===== Raw data

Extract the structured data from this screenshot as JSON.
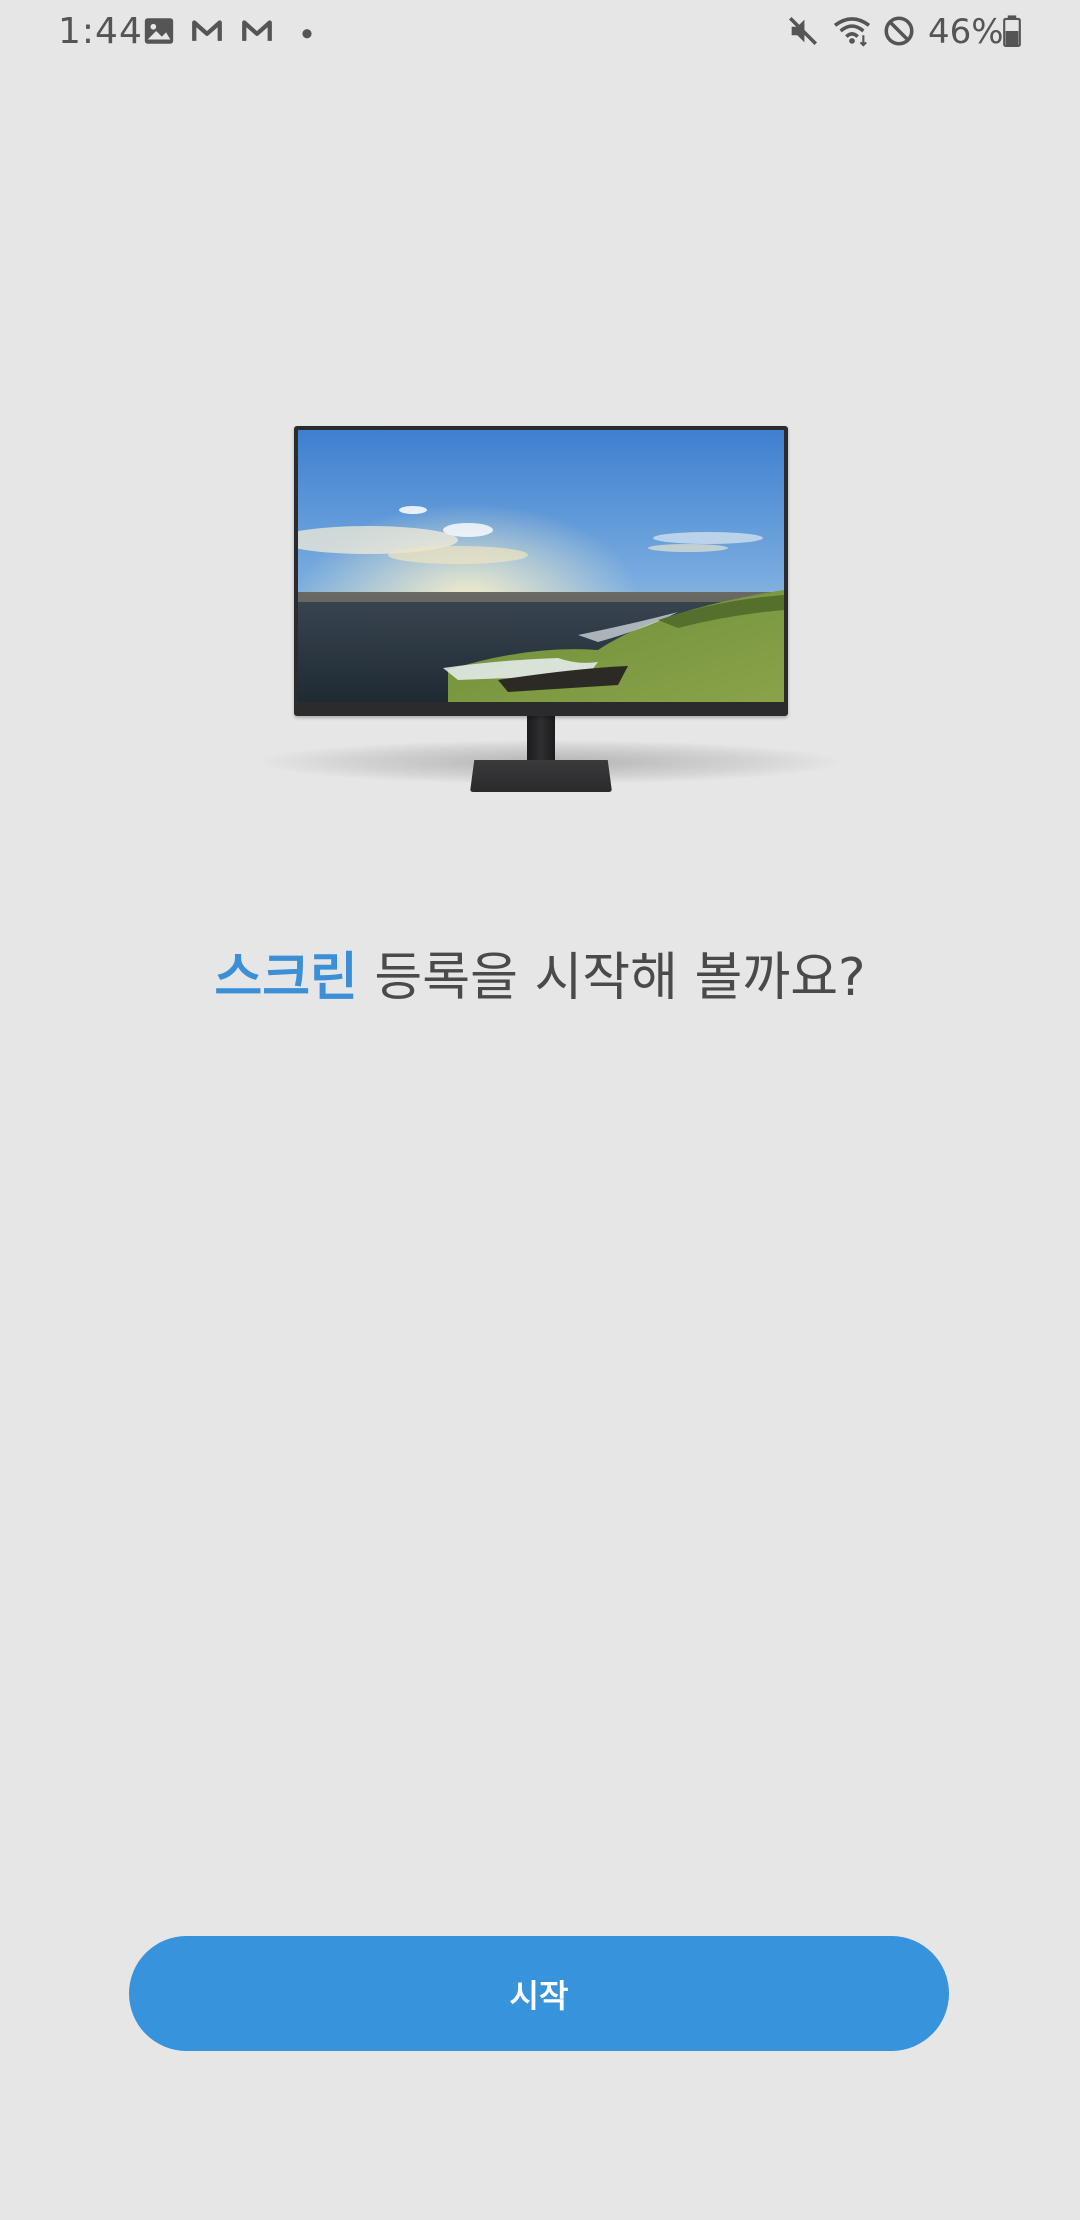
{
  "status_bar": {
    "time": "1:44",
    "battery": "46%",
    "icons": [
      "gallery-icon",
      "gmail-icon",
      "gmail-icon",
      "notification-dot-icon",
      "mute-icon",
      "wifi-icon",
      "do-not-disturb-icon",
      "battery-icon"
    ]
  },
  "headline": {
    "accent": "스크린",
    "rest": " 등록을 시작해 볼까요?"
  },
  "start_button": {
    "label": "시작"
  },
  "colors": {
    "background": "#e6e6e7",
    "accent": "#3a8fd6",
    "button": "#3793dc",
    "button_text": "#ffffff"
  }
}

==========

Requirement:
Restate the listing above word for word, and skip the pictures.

Exercise response:
Extract the structured data from this screenshot as JSON.
{
  "status_bar": {
    "time": "1:44",
    "battery": "46%",
    "icons": [
      "gallery-icon",
      "gmail-icon",
      "gmail-icon",
      "notification-dot-icon",
      "mute-icon",
      "wifi-icon",
      "do-not-disturb-icon",
      "battery-icon"
    ]
  },
  "headline": {
    "accent": "스크린",
    "rest": " 등록을 시작해 볼까요?"
  },
  "start_button": {
    "label": "시작"
  },
  "colors": {
    "background": "#e6e6e7",
    "accent": "#3a8fd6",
    "button": "#3793dc",
    "button_text": "#ffffff"
  }
}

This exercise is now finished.